» RECORDS SUPPLIED
▬▬▬
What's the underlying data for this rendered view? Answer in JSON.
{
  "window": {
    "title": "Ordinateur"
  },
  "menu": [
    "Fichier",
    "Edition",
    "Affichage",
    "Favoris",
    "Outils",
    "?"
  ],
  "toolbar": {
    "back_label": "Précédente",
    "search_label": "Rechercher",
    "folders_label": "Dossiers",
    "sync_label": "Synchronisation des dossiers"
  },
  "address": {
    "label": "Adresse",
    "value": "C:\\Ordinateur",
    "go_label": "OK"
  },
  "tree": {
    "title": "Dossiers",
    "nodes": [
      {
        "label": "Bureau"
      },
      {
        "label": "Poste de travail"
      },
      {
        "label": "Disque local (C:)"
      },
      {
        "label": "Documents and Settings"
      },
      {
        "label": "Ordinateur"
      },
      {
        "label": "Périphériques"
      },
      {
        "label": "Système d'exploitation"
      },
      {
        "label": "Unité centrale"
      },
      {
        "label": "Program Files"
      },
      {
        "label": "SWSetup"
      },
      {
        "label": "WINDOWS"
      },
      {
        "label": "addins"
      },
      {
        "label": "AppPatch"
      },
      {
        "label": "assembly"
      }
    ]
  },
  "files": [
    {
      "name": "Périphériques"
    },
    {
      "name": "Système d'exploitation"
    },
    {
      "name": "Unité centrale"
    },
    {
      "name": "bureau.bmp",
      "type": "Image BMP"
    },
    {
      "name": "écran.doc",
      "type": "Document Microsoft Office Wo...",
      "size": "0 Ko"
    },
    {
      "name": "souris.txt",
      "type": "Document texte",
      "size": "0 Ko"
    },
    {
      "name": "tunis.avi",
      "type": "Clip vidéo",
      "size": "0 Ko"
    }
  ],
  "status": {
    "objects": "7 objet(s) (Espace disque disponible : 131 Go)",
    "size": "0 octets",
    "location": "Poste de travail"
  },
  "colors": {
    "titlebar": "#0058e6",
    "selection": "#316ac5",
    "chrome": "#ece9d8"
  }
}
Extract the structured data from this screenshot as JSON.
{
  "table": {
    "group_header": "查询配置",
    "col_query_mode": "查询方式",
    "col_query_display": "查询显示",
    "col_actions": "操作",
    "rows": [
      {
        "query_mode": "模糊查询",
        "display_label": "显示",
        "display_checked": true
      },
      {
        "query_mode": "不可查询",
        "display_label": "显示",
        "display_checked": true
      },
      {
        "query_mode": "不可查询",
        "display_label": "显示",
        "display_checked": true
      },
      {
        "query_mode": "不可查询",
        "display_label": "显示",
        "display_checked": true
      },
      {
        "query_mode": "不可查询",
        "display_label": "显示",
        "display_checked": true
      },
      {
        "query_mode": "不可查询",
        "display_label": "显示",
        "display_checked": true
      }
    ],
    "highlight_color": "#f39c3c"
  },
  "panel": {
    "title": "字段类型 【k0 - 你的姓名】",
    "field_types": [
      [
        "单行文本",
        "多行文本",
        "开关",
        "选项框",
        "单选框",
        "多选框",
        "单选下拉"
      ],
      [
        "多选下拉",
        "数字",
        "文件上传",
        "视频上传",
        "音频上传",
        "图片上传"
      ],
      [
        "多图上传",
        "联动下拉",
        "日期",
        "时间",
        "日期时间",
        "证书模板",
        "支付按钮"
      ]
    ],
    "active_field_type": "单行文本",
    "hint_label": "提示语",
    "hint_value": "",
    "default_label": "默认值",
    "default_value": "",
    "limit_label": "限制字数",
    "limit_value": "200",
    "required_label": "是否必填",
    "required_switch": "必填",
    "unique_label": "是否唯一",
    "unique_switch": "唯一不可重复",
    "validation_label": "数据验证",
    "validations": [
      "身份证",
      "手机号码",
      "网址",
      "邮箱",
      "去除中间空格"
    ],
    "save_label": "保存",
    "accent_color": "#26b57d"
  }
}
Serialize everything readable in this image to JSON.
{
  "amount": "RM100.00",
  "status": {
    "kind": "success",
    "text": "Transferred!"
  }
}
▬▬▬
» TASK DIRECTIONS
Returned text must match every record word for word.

» SOLUTION TO THE PROBLEM
What's the underlying data for this rendered view? Answer in JSON.
{
  "window": {
    "title": "Ordinateur"
  },
  "menu": [
    "Fichier",
    "Edition",
    "Affichage",
    "Favoris",
    "Outils",
    "?"
  ],
  "toolbar": {
    "back_label": "Précédente",
    "search_label": "Rechercher",
    "folders_label": "Dossiers",
    "sync_label": "Synchronisation des dossiers"
  },
  "address": {
    "label": "Adresse",
    "value": "C:\\Ordinateur",
    "go_label": "OK"
  },
  "tree": {
    "title": "Dossiers",
    "nodes": [
      {
        "label": "Bureau"
      },
      {
        "label": "Poste de travail"
      },
      {
        "label": "Disque local (C:)"
      },
      {
        "label": "Documents and Settings"
      },
      {
        "label": "Ordinateur"
      },
      {
        "label": "Périphériques"
      },
      {
        "label": "Système d'exploitation"
      },
      {
        "label": "Unité centrale"
      },
      {
        "label": "Program Files"
      },
      {
        "label": "SWSetup"
      },
      {
        "label": "WINDOWS"
      },
      {
        "label": "addins"
      },
      {
        "label": "AppPatch"
      },
      {
        "label": "assembly"
      }
    ]
  },
  "files": [
    {
      "name": "Périphériques"
    },
    {
      "name": "Système d'exploitation"
    },
    {
      "name": "Unité centrale"
    },
    {
      "name": "bureau.bmp",
      "type": "Image BMP"
    },
    {
      "name": "écran.doc",
      "type": "Document Microsoft Office Wo...",
      "size": "0 Ko"
    },
    {
      "name": "souris.txt",
      "type": "Document texte",
      "size": "0 Ko"
    },
    {
      "name": "tunis.avi",
      "type": "Clip vidéo",
      "size": "0 Ko"
    }
  ],
  "status": {
    "objects": "7 objet(s) (Espace disque disponible : 131 Go)",
    "size": "0 octets",
    "location": "Poste de travail"
  },
  "colors": {
    "titlebar": "#0058e6",
    "selection": "#316ac5",
    "chrome": "#ece9d8"
  }
}
Extract the structured data from this screenshot as JSON.
{
  "table": {
    "group_header": "查询配置",
    "col_query_mode": "查询方式",
    "col_query_display": "查询显示",
    "col_actions": "操作",
    "rows": [
      {
        "query_mode": "模糊查询",
        "display_label": "显示",
        "display_checked": true
      },
      {
        "query_mode": "不可查询",
        "display_label": "显示",
        "display_checked": true
      },
      {
        "query_mode": "不可查询",
        "display_label": "显示",
        "display_checked": true
      },
      {
        "query_mode": "不可查询",
        "display_label": "显示",
        "display_checked": true
      },
      {
        "query_mode": "不可查询",
        "display_label": "显示",
        "display_checked": true
      },
      {
        "query_mode": "不可查询",
        "display_label": "显示",
        "display_checked": true
      }
    ],
    "highlight_color": "#f39c3c"
  },
  "panel": {
    "title": "字段类型 【k0 - 你的姓名】",
    "field_types": [
      [
        "单行文本",
        "多行文本",
        "开关",
        "选项框",
        "单选框",
        "多选框",
        "单选下拉"
      ],
      [
        "多选下拉",
        "数字",
        "文件上传",
        "视频上传",
        "音频上传",
        "图片上传"
      ],
      [
        "多图上传",
        "联动下拉",
        "日期",
        "时间",
        "日期时间",
        "证书模板",
        "支付按钮"
      ]
    ],
    "active_field_type": "单行文本",
    "hint_label": "提示语",
    "hint_value": "",
    "default_label": "默认值",
    "default_value": "",
    "limit_label": "限制字数",
    "limit_value": "200",
    "required_label": "是否必填",
    "required_switch": "必填",
    "unique_label": "是否唯一",
    "unique_switch": "唯一不可重复",
    "validation_label": "数据验证",
    "validations": [
      "身份证",
      "手机号码",
      "网址",
      "邮箱",
      "去除中间空格"
    ],
    "save_label": "保存",
    "accent_color": "#26b57d"
  }
}
Serialize everything readable in this image to JSON.
{
  "amount": "RM100.00",
  "status": {
    "kind": "success",
    "text": "Transferred!"
  }
}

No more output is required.